## [Action item]
For each line below that includes the string "snap", show the whole line.

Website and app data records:

= = =

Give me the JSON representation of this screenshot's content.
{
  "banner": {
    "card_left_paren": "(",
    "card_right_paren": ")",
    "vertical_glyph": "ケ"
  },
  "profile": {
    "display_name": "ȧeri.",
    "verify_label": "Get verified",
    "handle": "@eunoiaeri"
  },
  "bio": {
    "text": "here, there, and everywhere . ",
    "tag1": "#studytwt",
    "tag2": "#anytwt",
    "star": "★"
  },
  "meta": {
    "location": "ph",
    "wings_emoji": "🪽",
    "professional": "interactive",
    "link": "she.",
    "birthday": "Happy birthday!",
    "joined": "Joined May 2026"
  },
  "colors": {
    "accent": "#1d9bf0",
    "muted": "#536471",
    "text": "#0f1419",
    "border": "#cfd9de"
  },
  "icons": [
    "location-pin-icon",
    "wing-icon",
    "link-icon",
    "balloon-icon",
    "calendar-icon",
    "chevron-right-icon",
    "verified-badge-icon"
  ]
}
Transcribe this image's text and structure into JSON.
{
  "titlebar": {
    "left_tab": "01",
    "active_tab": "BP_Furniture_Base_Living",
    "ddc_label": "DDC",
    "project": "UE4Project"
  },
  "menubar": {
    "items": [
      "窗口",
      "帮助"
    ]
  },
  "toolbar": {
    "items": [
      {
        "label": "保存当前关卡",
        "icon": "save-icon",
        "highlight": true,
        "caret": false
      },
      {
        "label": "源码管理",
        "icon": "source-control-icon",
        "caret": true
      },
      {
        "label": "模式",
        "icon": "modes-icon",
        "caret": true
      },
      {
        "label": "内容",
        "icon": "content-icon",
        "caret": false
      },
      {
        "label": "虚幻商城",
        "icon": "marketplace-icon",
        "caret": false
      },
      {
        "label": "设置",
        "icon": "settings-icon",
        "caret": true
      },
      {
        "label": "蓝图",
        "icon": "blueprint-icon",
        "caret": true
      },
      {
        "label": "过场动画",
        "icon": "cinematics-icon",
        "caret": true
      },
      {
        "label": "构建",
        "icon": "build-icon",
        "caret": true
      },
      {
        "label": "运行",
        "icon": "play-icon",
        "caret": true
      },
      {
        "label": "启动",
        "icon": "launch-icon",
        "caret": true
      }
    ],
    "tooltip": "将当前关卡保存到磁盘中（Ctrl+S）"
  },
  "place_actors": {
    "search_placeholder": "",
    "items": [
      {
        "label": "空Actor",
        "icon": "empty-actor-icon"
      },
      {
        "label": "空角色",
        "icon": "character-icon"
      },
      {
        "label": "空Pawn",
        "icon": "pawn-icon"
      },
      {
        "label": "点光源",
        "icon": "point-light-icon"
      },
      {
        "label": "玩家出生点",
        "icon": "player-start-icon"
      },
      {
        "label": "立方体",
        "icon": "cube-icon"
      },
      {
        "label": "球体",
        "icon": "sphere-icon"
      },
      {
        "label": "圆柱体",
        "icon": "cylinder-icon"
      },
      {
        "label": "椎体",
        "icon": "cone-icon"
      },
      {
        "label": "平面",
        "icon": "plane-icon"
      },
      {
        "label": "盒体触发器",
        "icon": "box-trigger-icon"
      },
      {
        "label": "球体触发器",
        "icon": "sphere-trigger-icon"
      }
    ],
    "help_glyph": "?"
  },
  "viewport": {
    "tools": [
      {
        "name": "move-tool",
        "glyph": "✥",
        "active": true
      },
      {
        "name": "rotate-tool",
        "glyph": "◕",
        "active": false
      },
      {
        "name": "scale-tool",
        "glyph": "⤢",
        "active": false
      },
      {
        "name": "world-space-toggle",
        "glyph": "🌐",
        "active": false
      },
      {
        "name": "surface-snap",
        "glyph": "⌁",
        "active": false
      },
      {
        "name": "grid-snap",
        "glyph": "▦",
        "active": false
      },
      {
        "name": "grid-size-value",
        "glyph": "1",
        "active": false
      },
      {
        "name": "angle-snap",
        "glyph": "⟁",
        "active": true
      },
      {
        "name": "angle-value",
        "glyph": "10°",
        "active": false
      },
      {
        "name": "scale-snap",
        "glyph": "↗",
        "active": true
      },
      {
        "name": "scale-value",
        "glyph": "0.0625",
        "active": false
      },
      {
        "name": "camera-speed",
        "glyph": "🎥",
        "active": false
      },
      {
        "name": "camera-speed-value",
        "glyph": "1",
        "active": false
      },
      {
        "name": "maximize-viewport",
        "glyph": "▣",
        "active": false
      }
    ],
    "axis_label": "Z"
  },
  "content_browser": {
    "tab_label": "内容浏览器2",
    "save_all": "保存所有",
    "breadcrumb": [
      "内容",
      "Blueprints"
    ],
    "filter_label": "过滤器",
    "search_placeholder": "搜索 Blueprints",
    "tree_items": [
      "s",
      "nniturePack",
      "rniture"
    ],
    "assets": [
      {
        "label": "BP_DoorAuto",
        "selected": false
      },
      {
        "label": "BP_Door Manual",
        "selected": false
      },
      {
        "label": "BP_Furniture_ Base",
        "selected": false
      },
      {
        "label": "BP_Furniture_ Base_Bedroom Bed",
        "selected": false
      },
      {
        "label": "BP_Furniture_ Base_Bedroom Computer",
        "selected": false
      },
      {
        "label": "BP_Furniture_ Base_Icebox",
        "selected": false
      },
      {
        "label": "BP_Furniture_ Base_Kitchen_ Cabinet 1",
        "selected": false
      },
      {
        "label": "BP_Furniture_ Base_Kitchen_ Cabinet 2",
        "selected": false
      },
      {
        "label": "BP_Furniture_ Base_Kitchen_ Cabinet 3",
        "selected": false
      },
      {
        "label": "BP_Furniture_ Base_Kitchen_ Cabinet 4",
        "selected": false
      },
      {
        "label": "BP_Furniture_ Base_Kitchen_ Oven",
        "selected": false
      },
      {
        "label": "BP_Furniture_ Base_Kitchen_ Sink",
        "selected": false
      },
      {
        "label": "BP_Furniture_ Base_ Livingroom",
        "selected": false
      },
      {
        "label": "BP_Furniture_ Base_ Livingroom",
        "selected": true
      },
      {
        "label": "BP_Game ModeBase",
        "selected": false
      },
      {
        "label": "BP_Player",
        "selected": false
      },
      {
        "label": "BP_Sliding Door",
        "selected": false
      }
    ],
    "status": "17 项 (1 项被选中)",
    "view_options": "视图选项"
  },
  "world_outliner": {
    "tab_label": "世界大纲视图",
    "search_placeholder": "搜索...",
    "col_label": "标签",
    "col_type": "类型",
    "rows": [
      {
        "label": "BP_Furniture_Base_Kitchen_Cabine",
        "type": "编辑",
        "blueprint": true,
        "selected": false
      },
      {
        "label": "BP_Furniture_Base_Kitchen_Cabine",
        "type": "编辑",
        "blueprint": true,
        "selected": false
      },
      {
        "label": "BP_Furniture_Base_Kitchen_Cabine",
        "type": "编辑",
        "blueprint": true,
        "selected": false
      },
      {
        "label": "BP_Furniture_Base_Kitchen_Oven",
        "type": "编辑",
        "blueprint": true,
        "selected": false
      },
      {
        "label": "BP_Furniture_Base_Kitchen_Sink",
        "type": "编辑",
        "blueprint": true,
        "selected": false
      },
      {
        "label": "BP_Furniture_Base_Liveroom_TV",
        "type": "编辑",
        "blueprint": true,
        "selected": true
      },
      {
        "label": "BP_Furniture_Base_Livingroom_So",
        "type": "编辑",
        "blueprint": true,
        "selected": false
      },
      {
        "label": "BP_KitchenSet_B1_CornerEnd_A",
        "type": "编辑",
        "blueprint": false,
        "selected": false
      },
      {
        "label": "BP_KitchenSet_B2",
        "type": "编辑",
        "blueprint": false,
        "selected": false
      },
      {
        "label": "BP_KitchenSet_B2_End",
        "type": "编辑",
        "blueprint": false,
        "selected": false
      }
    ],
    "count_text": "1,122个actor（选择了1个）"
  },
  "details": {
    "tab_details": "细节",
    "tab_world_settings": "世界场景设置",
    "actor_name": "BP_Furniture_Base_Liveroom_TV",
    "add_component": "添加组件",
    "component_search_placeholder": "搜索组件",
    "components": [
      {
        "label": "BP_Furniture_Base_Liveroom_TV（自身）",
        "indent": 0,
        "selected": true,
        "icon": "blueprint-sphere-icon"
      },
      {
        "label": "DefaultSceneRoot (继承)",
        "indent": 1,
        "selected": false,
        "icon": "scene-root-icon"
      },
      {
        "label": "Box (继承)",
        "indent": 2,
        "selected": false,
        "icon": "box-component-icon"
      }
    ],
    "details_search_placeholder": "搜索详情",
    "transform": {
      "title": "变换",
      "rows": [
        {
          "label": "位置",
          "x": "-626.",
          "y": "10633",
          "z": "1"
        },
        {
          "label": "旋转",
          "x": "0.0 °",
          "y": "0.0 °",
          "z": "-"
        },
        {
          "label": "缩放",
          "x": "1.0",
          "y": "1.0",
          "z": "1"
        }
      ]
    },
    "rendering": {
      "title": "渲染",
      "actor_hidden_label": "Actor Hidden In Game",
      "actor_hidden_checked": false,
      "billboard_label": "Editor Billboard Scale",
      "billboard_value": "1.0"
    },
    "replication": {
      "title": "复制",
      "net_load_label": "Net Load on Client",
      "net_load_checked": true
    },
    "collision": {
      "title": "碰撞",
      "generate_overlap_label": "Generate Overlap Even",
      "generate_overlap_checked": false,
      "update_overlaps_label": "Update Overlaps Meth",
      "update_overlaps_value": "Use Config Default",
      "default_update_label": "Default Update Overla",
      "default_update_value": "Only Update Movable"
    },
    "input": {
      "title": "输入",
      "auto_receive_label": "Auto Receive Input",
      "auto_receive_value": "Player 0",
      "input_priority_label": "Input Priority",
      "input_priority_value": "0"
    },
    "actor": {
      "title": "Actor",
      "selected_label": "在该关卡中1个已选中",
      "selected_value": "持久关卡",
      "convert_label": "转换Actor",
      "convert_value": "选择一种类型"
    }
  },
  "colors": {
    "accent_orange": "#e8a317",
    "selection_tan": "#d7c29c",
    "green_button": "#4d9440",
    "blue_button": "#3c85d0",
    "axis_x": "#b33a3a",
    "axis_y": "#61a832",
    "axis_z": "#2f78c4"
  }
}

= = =

## [Finished task]
        "name": "surface-snap",
        "name": "grid-snap",
        "name": "angle-snap",
        "name": "scale-snap",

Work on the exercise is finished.